After that? According to his coach, West is about to realize a dream the pitcher feared had been taken from him two years ago.
"I don't expect him to be back, and he'll be drafted in the first 10 rounds. That would be my guess," Huskies coach Lindsay Meggs says of Major League Baseball's amateur draft next month.
"He's just become such a strike thrower, really with three pitches."
That would be his low-90s fastball that is more potently precise than it is overpowering, a strategic changeup and a slider that he perfected while a Crab among those retros in Humboldt last summer.
Huskies assistant coach Dave Dangler began showing West a different grip and wrist action on the slider. By end of the summer he was getting the tricky sideways action at near-fastball velocity, fooling hitters throughout that Far West League.
West, who threw a two-hitter to win the Washington Class 4A title as a senior at Snohomish High School, says he now throws 25-30 sliders a game, along with 10 or so changeups.
"Especially having the year I did last year, it was kind of rough," West says. "Once I got my confidence back it was, `Hey, I can pitch again. I can do this.' Everything just kind of cruised from there."

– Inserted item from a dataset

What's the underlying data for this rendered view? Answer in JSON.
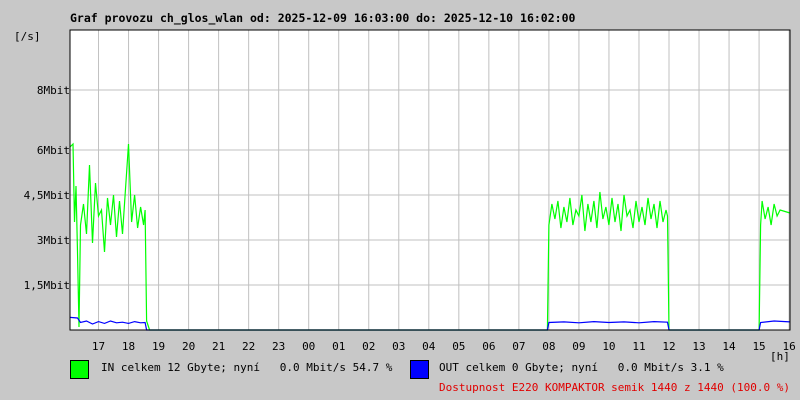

Asked about possibly being mere weeks from getting drafted, West bashfully looked around the empty entryway of UW's shiny, new Wayne Gittinger Baseball Building.
"I mean, I hope I have myself in a good spot," he said, adding he is hearing "a little bit" about getting selected. "But if things don't go my way I'll have one more year and I'll be back and play and have another year of Husky baseball - and hopefully start my graduate program."
See, West has command of far more than the strike zone.
He is just eight elective credits shorts of his degree in history, having completed all his required courses. His Plan B if the pros don't come calling is to return to take the Graduate Record Examination (GRE) this summer, graduate in the fall, and then apply at UW for graduate school for international relations. Then he would pitch a redshirt senior season in Meggs' rising program.
West would love to become an FBI or CIA agent.
"That looks really fun," he says.
For now West and Huskies will settle for benefitting from his growing reputation as a control freak. Hitters come to the plate hacking at West early in the count, knowing he's unlikely to walk them. That's meant a lot of quick outs and low pitch counts deep into games for the right-hander, with a domino effect of Meggs being able to manage his bullpen to his advantage in matchups often while with a lead late in games.
Two weeks ago West shut out USC to begin Washington's series sweep in Los Angeles. That had the Huskies above .500 in the Pac-12 and named as an under-the-radar team capable of noise in the postseason.
Against UCLA last Friday night, 70 of West's 110 pitches were strikes. He threw first-pitch strikes to 18 of the 28 Bruins he faced in eight innings. Dueling out-for-out with UCLA ace Adam Plutko, who was drafted in the sixth round out of high school, West showed off his full portfolio for the half-dozen scouts seated behind home plate at Safeco Field.
He allowed the same number of hits, five, and walked two fewer batters while lasting an inning longer than Plutko. UCLA's only two runs off West in the third came on only one hit, a two-out single. West ended the seventh by picking a Bruin off with a surprisingly quick move to first base for a right-hander.
"I would say Aaron has exceeded my expectations, and that's no disrespect to him," Meggs said. "He's going out there on Friday and faced everybody's No. 1, and at times has not gotten the offense some of our other guys have gotten on Saturdays and Sundays. He's never given in. He's never done anything but compete at the highest level.
"You always assume at some point you are going to see the air go out of the balloon for a guy on one start. But he's just been an absolute gamer every time out. That's a credit, I think, to his experience; he's been around the block a few times.
"He's been working for four years to put himself in this position."
Working from Snohomish to UW to an operating table to Humboldt -- and back -- in fact.